Ain’t that a bitch! What else can one say? The way I figure it, it was 357 columns without a miss for the first seven years, then, after a Pentonville break, 1,275 straight until last week. The lawyers broke my streak, but then they would. And in my 30th year, too. Well, what the hell, all good things come to an end, but at least only Claus von Bulow rang to inquire whether I had dropped dead. Actually, I ran the offending piece on my website, www.takimag.com, so it did see the light of day, and 100,000 visitors got to read it, so there.
What’s interesting is how things have changed in the past 30 years. Libel laws are supposedly not as strict as they used to be, but don’t you believe it. For example, I will not mention politically incorrect things one was permitted to write in jest back then. When Liberace died of Aids, I wrote: ‘Ashes to ashes, dust to dust, and if you had liked pussy, you’d still be with us.’ Charles Moore thought it in very bad taste, but too good to keep out.
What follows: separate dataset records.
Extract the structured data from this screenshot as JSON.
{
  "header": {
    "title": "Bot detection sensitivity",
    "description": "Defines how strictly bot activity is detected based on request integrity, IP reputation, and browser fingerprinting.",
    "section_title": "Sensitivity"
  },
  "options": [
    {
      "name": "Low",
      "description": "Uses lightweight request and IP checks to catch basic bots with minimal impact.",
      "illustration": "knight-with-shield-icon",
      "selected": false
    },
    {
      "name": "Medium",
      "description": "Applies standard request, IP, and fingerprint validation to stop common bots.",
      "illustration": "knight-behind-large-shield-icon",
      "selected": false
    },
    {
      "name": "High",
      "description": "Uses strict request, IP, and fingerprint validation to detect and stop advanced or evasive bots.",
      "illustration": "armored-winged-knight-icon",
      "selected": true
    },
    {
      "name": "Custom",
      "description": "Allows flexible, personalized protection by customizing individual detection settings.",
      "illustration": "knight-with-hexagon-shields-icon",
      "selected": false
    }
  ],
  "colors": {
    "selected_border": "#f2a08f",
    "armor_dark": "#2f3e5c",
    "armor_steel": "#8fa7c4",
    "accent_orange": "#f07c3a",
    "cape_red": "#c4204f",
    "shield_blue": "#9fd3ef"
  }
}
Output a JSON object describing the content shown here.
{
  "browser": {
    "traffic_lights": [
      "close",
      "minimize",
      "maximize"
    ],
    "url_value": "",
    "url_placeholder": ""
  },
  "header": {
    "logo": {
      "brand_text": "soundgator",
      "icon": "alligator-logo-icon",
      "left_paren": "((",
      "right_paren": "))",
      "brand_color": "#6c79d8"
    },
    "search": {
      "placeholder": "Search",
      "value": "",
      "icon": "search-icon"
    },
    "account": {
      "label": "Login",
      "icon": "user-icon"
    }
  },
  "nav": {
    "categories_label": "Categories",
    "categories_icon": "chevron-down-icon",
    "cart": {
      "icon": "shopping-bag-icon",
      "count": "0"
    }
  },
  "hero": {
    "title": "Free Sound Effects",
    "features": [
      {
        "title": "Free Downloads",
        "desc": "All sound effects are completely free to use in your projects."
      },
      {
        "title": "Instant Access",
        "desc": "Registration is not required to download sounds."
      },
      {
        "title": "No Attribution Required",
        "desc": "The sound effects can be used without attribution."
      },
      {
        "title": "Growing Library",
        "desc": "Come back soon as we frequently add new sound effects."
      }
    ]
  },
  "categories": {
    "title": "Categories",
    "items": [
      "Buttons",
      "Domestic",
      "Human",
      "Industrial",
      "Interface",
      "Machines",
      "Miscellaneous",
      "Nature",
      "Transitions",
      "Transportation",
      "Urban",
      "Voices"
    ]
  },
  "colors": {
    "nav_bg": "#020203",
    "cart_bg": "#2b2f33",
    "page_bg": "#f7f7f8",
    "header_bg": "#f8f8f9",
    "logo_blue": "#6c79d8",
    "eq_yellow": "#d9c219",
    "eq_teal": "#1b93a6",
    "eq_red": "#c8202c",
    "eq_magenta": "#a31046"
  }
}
I suppose what I miss is the crummiest end of Grub Street. Now it’s all sex and celebrities; before there was a great emphasis on the bizarre. Hacks back then invented things. Not about brain-dead people like Britney or Paris, but stories which in their perversity and cruelty might as well have been true. One thing is for sure: the readers were amused. One person who was always in the news was Prince Aly Khan, the father of the present Aga. Aly had a reputation as an indefatigable lover. He went on record saying about the English, and the upper-crust English at that, ‘They called me a nigger, and I slept with their wives.’ And he certainly did. By the time I got to Fleet Street, Aly was long gone — having died in a car crash crossing Le Pont de Saint-Cloud going to a ball on a May evening — but hacks still asked me about his technique. Was it true he used to plunge his wrists in an ice bucket just before you-know-what? Of course, that was his trick, I’d say. His mystical prolongations went to his grave with him, but they sure made a good story.
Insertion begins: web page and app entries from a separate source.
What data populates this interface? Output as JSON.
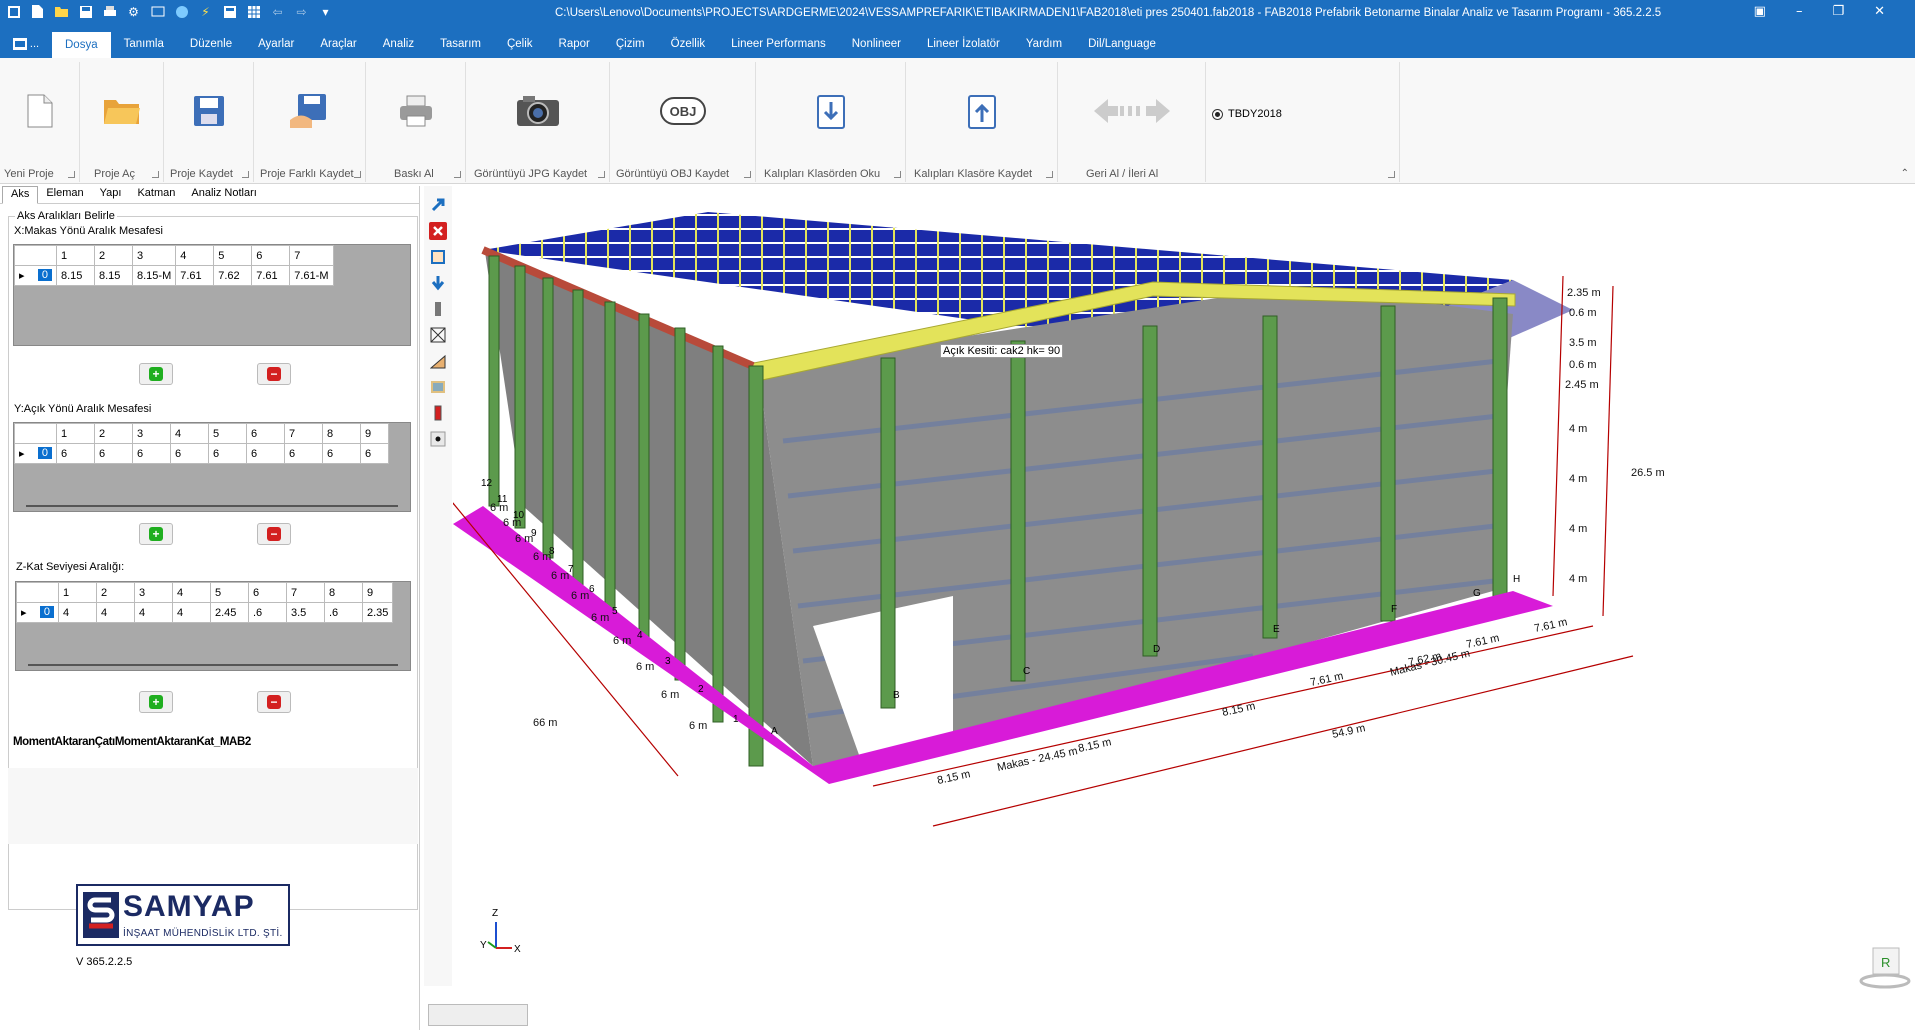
{
  "quick_access": {
    "icons": [
      "app-logo-icon",
      "new-file-icon",
      "open-folder-icon",
      "save-icon",
      "print-icon",
      "gear-icon",
      "screen-icon",
      "globe-icon",
      "bolt-icon",
      "calc-icon",
      "grid-icon",
      "undo-icon",
      "redo-icon",
      "dropdown-icon"
    ]
  },
  "title": "C:\\Users\\Lenovo\\Documents\\PROJECTS\\ARDGERME\\2024\\VESSAMPREFARIK\\ETIBAKIRMADEN1\\FAB2018\\eti pres 250401.fab2018 - FAB2018 Prefabrik Betonarme Binalar Analiz ve Tasarım Programı - 365.2.2.5",
  "app_button": "...",
  "menu": [
    "Dosya",
    "Tanımla",
    "Düzenle",
    "Ayarlar",
    "Araçlar",
    "Analiz",
    "Tasarım",
    "Çelik",
    "Rapor",
    "Çizim",
    "Özellik",
    "Lineer Performans",
    "Nonlineer",
    "Lineer İzolatör",
    "Yardım",
    "Dil/Language"
  ],
  "ribbon": {
    "groups": [
      {
        "label": "Yeni Proje",
        "icon": "new-file-icon"
      },
      {
        "label": "Proje Aç",
        "icon": "open-folder-icon"
      },
      {
        "label": "Proje Kaydet",
        "icon": "save-icon"
      },
      {
        "label": "Proje Farklı Kaydet",
        "icon": "save-as-icon"
      },
      {
        "label": "Baskı Al",
        "icon": "printer-icon"
      },
      {
        "label": "Görüntüyü JPG Kaydet",
        "icon": "camera-icon"
      },
      {
        "label": "Görüntüyü OBJ Kaydet",
        "icon": "obj-icon"
      },
      {
        "label": "Kalıpları Klasörden Oku",
        "icon": "import-icon"
      },
      {
        "label": "Kalıpları Klasöre Kaydet",
        "icon": "export-icon"
      },
      {
        "label": "Geri Al / İleri Al",
        "icon": "undo-redo-icon"
      }
    ],
    "code_option": "TBDY2018"
  },
  "left_panel": {
    "tabs": [
      "Aks",
      "Eleman",
      "Yapı",
      "Katman",
      "Analiz Notları"
    ],
    "frame_title": "Aks Aralıkları Belirle",
    "x_section": {
      "title": "X:Makas Yönü Aralık Mesafesi",
      "headers": [
        "1",
        "2",
        "3",
        "4",
        "5",
        "6",
        "7"
      ],
      "row_label": "0",
      "values": [
        "8.15",
        "8.15",
        "8.15-M",
        "7.61",
        "7.62",
        "7.61",
        "7.61-M"
      ]
    },
    "y_section": {
      "title": "Y:Açık Yönü Aralık Mesafesi",
      "headers": [
        "1",
        "2",
        "3",
        "4",
        "5",
        "6",
        "7",
        "8",
        "9"
      ],
      "row_label": "0",
      "values": [
        "6",
        "6",
        "6",
        "6",
        "6",
        "6",
        "6",
        "6",
        "6"
      ]
    },
    "z_section": {
      "title": "Z-Kat Seviyesi Aralığı:",
      "headers": [
        "1",
        "2",
        "3",
        "4",
        "5",
        "6",
        "7",
        "8",
        "9"
      ],
      "row_label": "0",
      "values": [
        "4",
        "4",
        "4",
        "4",
        "2.45",
        ".6",
        "3.5",
        ".6",
        "2.35"
      ]
    },
    "moment_label": "MomentAktaranÇatıMomentAktaranKat_MAB2",
    "logo": {
      "name": "SAMYAP",
      "sub": "İNŞAAT MÜHENDİSLİK LTD. ŞTİ."
    },
    "version": "V 365.2.2.5"
  },
  "viewport": {
    "tooltip": "Açık Kesiti: cak2 hk= 90",
    "dims": {
      "y_spacing": [
        "6 m",
        "6 m",
        "6 m",
        "6 m",
        "6 m",
        "6 m",
        "6 m",
        "6 m",
        "6 m",
        "6 m",
        "6 m"
      ],
      "y_total": "66 m",
      "x_spacing": [
        "8.15 m",
        "8.15 m",
        "8.15 m",
        "7.61 m",
        "7.62 m",
        "7.61 m",
        "7.61 m"
      ],
      "makas_left": "Makas - 24.45 m",
      "makas_right": "Makas - 30.45 m",
      "x_total": "54.9 m",
      "z_levels": [
        "2.35 m",
        "0.6 m",
        "3.5 m",
        "0.6 m",
        "2.45 m",
        "4 m",
        "4 m",
        "4 m",
        "4 m"
      ],
      "z_total": "26.5 m"
    },
    "axis_labels_x": [
      "A",
      "B",
      "C",
      "D",
      "E",
      "F",
      "G",
      "H"
    ],
    "axis_labels_y": [
      "1",
      "2",
      "3",
      "4",
      "5",
      "6",
      "7",
      "8",
      "9",
      "10",
      "11",
      "12"
    ],
    "axis_indicator": {
      "z": "Z",
      "y": "Y",
      "x": "X"
    }
  },
  "colors": {
    "accent": "#1c6fc0",
    "foundation": "#d81bd8",
    "column": "#5c9a4c",
    "wall": "#8d8d8d",
    "roof_beam": "#e3e35a",
    "purlin": "#ffffff",
    "roof_panel": "#1b2aa8",
    "dim_line": "#b50000"
  }
}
Hacks used to be overworked and underpaid but in a strange way they were hipsters, always in front of the curve. The idea of a Tara Palmer-Tomkinson posing as a writer was a no-no. Grub Street had pride. Columnists, and there were far fewer, especially gossip columnists, had an obsessive desire for revenge. They were ready to injure anyone in retaliation for the most ephemeral of slights. After all, when I began in this business there was something called the class system, fodder for those with a column to attack anyone, no matter how powerless, to stick the shiv in.
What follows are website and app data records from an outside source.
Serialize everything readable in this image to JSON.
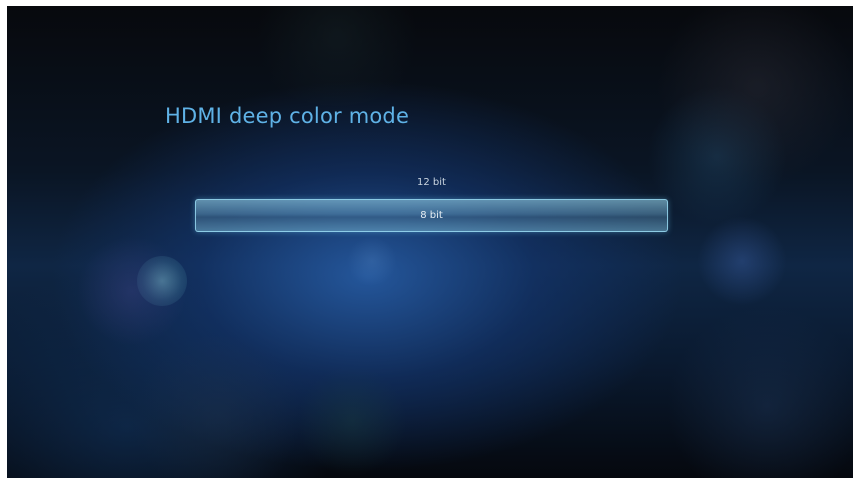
{
  "screen": {
    "title": "HDMI deep color mode"
  },
  "options": [
    {
      "label": "12 bit",
      "selected": false
    },
    {
      "label": "8 bit",
      "selected": true
    }
  ],
  "colors": {
    "title": "#5fb2e6",
    "selection_border": "#96d7f0",
    "background": "#0f2644"
  }
}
Ironically, there were gents of the old school who made their living in Grub Street, as I’m sure there still are. Second sons, failed priests, impoverished baronets, even ship-owner heirs. I remember Tina Brown writing about yours truly that ‘there are a lot of hacks who would like to be ship-owners, but there are no ship-owners who would like to be hacks’. It was the nicest thing she ever wrote about me, and for once she got it right. My father used to laugh about it. ‘Don’t you realise that journalists make their living through blackmail?’ he used to tell me. Mind you, he was judging by Greek standards of the Fifties and Sixties. I may sound melancholy and slightly ridiculous, but I loved the fact that I had never missed a column in the 30 years I’d been writing it except for the force majeure of staying with the Queen.
Never mind. There are worse things, like a back operation I have to have in order to defend my title next year in Brussels. By that time, I hope, there will be a Flanders, and my friend Paul Belien will be foreign minister. Incidentally, another friend by the name of Paul Gottfried, a prof. and a hell of a writer, has just published the definitive book on Conservatism in America. Making Sense of the American Right, the subtitle, tells it all. Paul Gottfried is no hack. A man of great dignity and as articulate as they come, he is of the Jewish faith but no Podhoretz he. He argues that modern conservatism’s roots are not very deep, and that the neocons have managed to belittle their predecessors on their way to power. I particularly liked a passage where he explains how misleading it is for present conservative leaders to pose as inheritors of Robert Taft in 1950, or Bill Buckley in 1955. It is all a power-grab by people who wish to share power only with those who agree with them and who want to bring American democracy to other societies. I cannot recommend the book enough because, no matter what one’s politics are, after reading it one will understand what is really going on over here.
So there you have it. A new start, a new column, a new streak. Who was it that proposed killing all the lawyers? Someone called part two, I believe. Finally, the only other thing I regret about the spike last week is that my buddy Oliver Gilmour did not get to read what I had to say about an old proprietor of ours and a wonderful man, Ian Gilmour.